“It only exists if we really believe it matters”: BBC releases short film celebrating its cultural influence amid license fee threats
The BBC has released a two-minute film highlighting the breadth and depth of its cultural influence in the past century, with contributions from international names including David Attenborough and Idris Elba. “This is Our BBC” comes in the wake of recent attacks on the BBC and threats to its funding model by the ruling Conservative government.
Drawing on the BBC’s vast archive as it enters its 100th year in 2022, the film features clips from memorable events like Live Aid, the Proms and Glastonbury festival, which attract millions of viewers both domestic and international.
The message of the film seems to be to remind viewers of the BBC’s role in uniting the nation around shared cultural moments, and emphasising that it is for the public to decide on its future, not the politicians of the moment.
Despite the fact that the BBC is often found to be one of the most trusted media brands globally, with the World Service radio channel reaching 279m million people per week and the BBC News website being the world’s most visited, its reputation has taken some heat lately. During the Brexit years especially, the BBC’s integrity was severely questioned as it was accused of bias from both remain and leave sides of the debate. Amid a more polarised political environment in general, the role of an impartial, plain-speaking public broadcaster is arguably more important than ever – but also less appreciated.
Most recently, the UK government – led by Boris Johnson – has attacked the organisation’s funding model, which rests in part on an annual license fee of GBP £159 charged to each UK household. Culture Secretary Nadine Dorries imposed a two-year license fee freeze on the corporation, announcing that from 2028 the charge would be scrapped entirely, throwing the BBC’s future financial security into some doubt.
With a nod to this turn of events in a blog post accompanying the film’s release, Kerris Bright, Chief Customer Officer at the BBC, writes: “This is Our BBC features a cast of famous faces from Idris Elba, to Sir David Attenborough, Jodi Comer, Dizzee Rascal and newsreaders through the ages. It also captures some amazing and memorable moments we have shared – Freddie Mercury at Live Aid, Adele at Glastonbury and the Proms. I’m sure you will spot something you love – moments, faces, programmes – those things we smile and laugh along to; share with friends and family and remember fondly, or sometimes shed a tear to.
“The fact it comes to screens now is quite timely, given much has been said and written about the future of the BBC in recent weeks. In many ways, that goes to the very heart of what the BBC has been, is and will be in the future. We are at the very heart of UK life. Everyone will have a view on what the BBC does well or their favourite moments and, of course, what we could do better.”
Amid a more polarised political environment in general, the role of an impartial, plain-speaking public broadcaster is arguably more important than ever – but also less appreciated.
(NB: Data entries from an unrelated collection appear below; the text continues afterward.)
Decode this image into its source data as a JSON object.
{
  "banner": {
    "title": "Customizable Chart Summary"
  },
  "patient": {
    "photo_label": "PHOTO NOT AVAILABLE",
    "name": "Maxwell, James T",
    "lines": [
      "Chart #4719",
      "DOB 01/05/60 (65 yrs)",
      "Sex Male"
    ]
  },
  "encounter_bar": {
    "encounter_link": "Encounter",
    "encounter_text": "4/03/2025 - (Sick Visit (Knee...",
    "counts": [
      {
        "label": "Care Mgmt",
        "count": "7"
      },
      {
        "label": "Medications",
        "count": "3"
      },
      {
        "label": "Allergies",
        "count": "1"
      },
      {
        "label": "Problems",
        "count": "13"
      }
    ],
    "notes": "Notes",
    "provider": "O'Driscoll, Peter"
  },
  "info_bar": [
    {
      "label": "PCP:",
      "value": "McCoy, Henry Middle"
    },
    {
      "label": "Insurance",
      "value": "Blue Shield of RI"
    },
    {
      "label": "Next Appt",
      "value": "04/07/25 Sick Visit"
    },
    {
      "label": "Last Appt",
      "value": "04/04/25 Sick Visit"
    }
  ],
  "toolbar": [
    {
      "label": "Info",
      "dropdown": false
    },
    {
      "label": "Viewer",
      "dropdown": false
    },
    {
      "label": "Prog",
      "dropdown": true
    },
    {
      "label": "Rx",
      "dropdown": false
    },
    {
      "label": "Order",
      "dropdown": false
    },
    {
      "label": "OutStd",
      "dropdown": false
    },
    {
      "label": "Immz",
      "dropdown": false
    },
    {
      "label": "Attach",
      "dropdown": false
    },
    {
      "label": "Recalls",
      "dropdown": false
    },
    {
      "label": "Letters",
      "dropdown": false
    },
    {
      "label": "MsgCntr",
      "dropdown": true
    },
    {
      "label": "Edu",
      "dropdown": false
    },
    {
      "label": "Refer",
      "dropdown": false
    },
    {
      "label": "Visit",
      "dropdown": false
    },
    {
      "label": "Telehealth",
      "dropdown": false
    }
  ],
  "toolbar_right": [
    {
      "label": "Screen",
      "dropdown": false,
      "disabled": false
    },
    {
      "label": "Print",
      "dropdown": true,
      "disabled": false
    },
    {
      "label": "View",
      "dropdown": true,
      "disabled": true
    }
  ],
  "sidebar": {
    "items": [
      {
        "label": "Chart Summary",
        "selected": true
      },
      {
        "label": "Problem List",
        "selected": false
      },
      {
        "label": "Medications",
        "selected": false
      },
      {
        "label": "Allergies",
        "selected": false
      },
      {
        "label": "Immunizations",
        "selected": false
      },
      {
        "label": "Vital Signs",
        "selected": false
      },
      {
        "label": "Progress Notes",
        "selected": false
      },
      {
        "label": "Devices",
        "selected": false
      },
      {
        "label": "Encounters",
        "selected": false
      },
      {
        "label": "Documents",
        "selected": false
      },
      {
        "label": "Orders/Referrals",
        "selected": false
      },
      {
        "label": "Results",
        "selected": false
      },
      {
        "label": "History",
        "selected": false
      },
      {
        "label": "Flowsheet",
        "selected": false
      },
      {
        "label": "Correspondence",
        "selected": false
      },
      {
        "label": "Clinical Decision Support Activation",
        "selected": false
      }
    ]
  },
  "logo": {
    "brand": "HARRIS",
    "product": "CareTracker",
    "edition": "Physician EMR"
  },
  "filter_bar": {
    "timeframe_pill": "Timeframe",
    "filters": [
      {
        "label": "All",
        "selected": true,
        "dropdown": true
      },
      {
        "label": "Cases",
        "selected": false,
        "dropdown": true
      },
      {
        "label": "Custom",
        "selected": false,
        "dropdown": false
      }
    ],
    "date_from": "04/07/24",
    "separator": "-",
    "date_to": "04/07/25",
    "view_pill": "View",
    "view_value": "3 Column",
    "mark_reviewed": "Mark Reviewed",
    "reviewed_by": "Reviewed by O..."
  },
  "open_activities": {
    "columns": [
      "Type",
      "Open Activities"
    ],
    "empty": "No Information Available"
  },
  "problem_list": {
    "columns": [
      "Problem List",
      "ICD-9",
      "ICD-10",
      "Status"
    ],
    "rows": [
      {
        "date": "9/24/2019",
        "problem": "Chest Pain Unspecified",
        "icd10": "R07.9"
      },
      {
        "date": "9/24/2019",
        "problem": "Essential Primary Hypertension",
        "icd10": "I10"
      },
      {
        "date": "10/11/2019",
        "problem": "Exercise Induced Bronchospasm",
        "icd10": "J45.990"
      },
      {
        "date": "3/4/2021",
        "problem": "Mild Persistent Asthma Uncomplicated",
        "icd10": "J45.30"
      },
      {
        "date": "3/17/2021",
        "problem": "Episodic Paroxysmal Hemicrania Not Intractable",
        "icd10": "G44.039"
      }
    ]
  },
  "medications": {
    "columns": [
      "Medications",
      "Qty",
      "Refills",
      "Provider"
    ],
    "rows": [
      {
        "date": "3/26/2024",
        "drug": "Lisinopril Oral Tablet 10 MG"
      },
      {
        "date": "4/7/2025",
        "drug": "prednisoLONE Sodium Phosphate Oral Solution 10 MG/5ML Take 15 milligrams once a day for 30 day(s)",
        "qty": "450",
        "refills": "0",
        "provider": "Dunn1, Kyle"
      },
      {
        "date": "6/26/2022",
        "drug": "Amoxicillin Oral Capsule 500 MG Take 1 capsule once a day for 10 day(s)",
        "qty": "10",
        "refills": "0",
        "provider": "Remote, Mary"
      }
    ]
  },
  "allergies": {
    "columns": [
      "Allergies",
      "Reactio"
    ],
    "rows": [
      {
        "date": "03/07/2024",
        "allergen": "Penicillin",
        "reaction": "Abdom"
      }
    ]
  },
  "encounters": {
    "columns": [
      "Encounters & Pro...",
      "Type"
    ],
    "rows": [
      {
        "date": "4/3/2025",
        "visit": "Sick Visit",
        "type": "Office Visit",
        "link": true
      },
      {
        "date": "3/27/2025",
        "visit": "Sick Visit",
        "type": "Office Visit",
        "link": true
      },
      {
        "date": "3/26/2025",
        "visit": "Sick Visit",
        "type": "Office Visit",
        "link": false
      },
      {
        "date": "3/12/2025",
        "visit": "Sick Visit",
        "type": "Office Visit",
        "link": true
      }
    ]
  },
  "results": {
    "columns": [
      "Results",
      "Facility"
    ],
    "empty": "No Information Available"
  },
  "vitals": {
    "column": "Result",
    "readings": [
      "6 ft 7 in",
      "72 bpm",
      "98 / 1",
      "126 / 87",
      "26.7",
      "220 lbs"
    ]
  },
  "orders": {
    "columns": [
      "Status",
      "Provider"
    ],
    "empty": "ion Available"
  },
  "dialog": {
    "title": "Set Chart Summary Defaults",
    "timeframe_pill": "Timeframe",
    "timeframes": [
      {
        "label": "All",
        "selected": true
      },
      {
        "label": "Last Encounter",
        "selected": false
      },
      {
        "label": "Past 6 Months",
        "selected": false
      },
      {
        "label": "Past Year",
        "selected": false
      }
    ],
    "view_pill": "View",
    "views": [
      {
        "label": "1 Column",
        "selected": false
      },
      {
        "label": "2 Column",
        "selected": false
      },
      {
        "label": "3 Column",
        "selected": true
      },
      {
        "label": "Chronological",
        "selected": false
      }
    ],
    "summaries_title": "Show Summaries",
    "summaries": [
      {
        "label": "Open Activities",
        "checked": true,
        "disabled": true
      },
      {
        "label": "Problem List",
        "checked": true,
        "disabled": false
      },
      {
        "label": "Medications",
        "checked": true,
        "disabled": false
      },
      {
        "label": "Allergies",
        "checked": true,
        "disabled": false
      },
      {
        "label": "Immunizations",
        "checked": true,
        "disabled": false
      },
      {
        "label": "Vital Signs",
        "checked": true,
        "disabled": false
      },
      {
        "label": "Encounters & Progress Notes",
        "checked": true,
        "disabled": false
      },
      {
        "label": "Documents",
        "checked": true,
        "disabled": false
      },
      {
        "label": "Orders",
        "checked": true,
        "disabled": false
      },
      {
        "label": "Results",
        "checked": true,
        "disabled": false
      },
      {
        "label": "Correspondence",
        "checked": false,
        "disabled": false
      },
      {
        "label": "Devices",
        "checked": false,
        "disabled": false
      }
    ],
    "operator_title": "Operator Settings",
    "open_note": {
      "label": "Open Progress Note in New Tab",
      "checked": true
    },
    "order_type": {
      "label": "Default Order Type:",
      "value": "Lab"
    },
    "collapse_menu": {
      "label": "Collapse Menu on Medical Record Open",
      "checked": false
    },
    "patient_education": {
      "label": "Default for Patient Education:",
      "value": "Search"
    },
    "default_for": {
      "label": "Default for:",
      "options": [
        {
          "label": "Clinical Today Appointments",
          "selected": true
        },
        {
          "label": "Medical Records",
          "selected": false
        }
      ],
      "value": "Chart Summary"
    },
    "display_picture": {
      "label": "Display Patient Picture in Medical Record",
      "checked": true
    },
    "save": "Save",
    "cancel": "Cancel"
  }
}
Bright’s blog post continues: “It is essential there is debate on the role of the national broadcaster – after all it belongs to all of us. We play a role in people’s lives like no other media organisation and we want to be something that people not only value but get value from. Ninety per cent of all UK adults use the BBC’s services every week, and that rises to almost 100 per cent over a month.
“This is Our BBC reveals that the BBC is a reflection of who we are, across all our nations. We are here to represent communities, bring people together, witness moments in history and celebrate sporting success. It shows us there should always be something for everyone on the BBC and I think that’s something we should all reflect on and be proud of in our 100th year.”